* Component data from apps and pages
• • • •

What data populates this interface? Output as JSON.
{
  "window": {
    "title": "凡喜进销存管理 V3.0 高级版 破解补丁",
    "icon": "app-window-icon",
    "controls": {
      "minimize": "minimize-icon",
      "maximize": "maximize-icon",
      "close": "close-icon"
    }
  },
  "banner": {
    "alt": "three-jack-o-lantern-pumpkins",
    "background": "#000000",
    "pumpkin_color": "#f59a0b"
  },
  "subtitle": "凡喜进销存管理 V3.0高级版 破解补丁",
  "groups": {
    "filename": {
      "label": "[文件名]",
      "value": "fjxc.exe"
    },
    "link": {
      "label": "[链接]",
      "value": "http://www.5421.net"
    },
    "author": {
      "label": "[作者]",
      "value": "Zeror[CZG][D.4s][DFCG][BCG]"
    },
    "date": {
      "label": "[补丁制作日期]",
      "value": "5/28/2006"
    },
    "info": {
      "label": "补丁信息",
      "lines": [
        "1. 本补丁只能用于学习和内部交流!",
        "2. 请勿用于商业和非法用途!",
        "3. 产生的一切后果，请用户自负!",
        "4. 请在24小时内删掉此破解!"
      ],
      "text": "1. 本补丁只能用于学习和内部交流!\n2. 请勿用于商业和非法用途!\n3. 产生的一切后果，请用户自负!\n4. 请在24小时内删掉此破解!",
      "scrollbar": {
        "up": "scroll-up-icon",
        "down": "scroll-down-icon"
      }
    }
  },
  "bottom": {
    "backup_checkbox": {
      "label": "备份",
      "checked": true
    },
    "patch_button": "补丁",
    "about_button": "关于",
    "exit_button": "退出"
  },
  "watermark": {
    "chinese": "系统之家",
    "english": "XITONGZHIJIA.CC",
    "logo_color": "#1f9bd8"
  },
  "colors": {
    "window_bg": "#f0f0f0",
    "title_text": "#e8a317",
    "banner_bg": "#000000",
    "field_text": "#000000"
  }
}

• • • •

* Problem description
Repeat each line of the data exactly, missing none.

* Result
What data populates this interface? Output as JSON.
{
  "window": {
    "title": "凡喜进销存管理 V3.0 高级版 破解补丁",
    "icon": "app-window-icon",
    "controls": {
      "minimize": "minimize-icon",
      "maximize": "maximize-icon",
      "close": "close-icon"
    }
  },
  "banner": {
    "alt": "three-jack-o-lantern-pumpkins",
    "background": "#000000",
    "pumpkin_color": "#f59a0b"
  },
  "subtitle": "凡喜进销存管理 V3.0高级版 破解补丁",
  "groups": {
    "filename": {
      "label": "[文件名]",
      "value": "fjxc.exe"
    },
    "link": {
      "label": "[链接]",
      "value": "http://www.5421.net"
    },
    "author": {
      "label": "[作者]",
      "value": "Zeror[CZG][D.4s][DFCG][BCG]"
    },
    "date": {
      "label": "[补丁制作日期]",
      "value": "5/28/2006"
    },
    "info": {
      "label": "补丁信息",
      "lines": [
        "1. 本补丁只能用于学习和内部交流!",
        "2. 请勿用于商业和非法用途!",
        "3. 产生的一切后果，请用户自负!",
        "4. 请在24小时内删掉此破解!"
      ],
      "text": "1. 本补丁只能用于学习和内部交流!\n2. 请勿用于商业和非法用途!\n3. 产生的一切后果，请用户自负!\n4. 请在24小时内删掉此破解!",
      "scrollbar": {
        "up": "scroll-up-icon",
        "down": "scroll-down-icon"
      }
    }
  },
  "bottom": {
    "backup_checkbox": {
      "label": "备份",
      "checked": true
    },
    "patch_button": "补丁",
    "about_button": "关于",
    "exit_button": "退出"
  },
  "watermark": {
    "chinese": "系统之家",
    "english": "XITONGZHIJIA.CC",
    "logo_color": "#1f9bd8"
  },
  "colors": {
    "window_bg": "#f0f0f0",
    "title_text": "#e8a317",
    "banner_bg": "#000000",
    "field_text": "#000000"
  }
}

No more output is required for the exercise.